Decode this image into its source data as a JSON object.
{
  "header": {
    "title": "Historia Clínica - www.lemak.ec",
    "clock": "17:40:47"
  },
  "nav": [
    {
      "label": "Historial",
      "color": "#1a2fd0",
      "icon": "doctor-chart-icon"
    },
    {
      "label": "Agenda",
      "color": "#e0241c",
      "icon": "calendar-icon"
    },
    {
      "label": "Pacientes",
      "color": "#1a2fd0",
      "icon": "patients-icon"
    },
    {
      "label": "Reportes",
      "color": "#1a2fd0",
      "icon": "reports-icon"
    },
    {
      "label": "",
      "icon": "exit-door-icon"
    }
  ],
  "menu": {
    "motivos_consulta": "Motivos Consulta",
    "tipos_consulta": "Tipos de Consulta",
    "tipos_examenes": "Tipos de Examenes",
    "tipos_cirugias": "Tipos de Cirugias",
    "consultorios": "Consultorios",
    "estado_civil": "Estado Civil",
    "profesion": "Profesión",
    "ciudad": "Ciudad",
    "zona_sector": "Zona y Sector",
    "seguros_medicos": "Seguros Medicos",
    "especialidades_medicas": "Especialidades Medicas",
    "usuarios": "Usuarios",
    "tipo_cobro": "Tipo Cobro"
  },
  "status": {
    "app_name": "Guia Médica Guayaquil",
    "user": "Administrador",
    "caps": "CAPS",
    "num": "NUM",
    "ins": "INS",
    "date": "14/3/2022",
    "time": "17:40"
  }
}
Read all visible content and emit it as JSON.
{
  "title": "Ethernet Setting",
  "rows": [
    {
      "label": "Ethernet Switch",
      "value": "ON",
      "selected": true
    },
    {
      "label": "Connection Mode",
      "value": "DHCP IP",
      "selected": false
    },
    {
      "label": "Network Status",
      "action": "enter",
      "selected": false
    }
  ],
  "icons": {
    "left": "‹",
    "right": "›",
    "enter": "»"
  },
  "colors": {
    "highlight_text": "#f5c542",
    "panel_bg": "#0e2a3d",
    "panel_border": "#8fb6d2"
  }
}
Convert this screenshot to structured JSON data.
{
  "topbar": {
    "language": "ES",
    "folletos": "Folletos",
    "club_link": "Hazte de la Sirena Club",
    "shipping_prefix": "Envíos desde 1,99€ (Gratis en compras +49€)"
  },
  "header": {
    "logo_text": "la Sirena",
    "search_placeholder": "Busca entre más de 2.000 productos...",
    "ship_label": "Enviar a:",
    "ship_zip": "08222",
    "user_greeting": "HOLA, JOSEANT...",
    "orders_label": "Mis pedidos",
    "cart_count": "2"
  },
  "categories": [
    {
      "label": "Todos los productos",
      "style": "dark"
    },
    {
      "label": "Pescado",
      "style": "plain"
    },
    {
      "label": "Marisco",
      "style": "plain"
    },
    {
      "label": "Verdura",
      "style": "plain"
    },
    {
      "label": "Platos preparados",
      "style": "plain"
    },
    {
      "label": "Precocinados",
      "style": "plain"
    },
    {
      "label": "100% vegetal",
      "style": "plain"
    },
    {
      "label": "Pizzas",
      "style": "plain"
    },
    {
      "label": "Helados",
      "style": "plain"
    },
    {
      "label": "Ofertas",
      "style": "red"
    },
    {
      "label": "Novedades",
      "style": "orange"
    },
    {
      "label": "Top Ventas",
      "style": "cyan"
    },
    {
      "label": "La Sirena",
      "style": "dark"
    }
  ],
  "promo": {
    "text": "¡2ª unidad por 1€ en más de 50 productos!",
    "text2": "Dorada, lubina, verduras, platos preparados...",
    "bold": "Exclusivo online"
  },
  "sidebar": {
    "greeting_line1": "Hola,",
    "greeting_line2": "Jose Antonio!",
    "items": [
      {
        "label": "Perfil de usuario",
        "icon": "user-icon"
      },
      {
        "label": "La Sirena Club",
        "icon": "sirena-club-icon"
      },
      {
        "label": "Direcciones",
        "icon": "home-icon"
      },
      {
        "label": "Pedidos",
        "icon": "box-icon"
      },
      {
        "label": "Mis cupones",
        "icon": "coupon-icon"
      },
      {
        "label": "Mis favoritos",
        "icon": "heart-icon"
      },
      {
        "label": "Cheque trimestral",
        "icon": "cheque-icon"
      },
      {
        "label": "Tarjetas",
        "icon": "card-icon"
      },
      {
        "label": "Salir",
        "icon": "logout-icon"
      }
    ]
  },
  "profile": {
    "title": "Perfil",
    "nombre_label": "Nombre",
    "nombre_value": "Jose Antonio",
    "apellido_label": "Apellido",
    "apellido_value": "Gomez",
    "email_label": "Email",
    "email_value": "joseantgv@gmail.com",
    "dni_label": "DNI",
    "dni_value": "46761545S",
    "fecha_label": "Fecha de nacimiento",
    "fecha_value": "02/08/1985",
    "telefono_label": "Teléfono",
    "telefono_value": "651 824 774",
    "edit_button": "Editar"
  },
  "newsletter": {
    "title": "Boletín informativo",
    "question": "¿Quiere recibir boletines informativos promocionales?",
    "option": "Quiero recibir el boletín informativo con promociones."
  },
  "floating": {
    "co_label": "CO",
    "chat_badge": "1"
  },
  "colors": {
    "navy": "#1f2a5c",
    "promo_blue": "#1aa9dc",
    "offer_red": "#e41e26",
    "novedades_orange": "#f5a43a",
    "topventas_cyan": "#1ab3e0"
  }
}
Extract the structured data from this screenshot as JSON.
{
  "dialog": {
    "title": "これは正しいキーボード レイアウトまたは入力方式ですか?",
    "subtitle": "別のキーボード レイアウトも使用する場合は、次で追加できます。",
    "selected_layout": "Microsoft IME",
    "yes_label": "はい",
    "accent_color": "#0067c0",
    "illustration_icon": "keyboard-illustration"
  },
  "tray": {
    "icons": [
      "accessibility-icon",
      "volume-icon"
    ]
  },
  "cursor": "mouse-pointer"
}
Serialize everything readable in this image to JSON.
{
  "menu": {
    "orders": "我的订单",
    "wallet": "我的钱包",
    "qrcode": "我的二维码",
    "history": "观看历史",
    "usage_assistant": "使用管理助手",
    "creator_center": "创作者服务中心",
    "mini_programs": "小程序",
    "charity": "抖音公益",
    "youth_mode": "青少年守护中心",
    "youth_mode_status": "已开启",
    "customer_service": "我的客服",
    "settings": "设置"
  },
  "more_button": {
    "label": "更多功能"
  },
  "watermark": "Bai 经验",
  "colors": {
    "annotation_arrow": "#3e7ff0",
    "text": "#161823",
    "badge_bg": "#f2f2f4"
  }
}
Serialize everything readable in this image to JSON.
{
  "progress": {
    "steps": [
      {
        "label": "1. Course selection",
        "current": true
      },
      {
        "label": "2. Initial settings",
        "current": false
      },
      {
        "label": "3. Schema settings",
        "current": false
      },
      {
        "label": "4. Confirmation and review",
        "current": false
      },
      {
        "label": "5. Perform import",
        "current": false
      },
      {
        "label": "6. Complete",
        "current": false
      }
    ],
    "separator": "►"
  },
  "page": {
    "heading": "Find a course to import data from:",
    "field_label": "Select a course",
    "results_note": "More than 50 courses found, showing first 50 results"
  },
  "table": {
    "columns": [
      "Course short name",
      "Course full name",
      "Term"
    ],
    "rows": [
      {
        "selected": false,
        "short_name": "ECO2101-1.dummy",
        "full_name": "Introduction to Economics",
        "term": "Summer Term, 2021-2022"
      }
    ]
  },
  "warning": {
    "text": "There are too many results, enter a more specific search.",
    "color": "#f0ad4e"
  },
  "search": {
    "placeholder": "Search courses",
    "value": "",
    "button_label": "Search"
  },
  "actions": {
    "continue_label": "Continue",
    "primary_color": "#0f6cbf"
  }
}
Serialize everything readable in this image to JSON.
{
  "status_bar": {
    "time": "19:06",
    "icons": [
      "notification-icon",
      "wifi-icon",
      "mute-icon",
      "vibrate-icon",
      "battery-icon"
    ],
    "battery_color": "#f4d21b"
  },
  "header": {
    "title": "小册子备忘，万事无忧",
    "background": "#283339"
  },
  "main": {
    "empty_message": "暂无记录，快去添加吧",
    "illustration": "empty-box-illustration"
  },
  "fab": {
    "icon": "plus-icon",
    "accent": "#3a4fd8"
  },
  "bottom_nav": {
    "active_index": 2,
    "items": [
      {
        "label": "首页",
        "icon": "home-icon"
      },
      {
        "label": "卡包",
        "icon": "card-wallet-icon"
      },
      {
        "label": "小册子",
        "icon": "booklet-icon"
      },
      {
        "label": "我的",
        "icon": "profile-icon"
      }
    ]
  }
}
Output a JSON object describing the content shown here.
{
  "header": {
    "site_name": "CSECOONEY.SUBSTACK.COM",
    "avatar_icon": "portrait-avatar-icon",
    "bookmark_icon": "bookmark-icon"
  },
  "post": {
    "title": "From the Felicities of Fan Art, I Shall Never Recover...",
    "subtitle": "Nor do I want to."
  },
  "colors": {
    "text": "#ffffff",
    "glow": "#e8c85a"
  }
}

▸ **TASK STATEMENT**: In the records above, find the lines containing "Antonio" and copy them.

▸ **OUTPUT OF THE EXERCISE**:
    "greeting_line2": "Jose Antonio!",
    "nombre_value": "Jose Antonio",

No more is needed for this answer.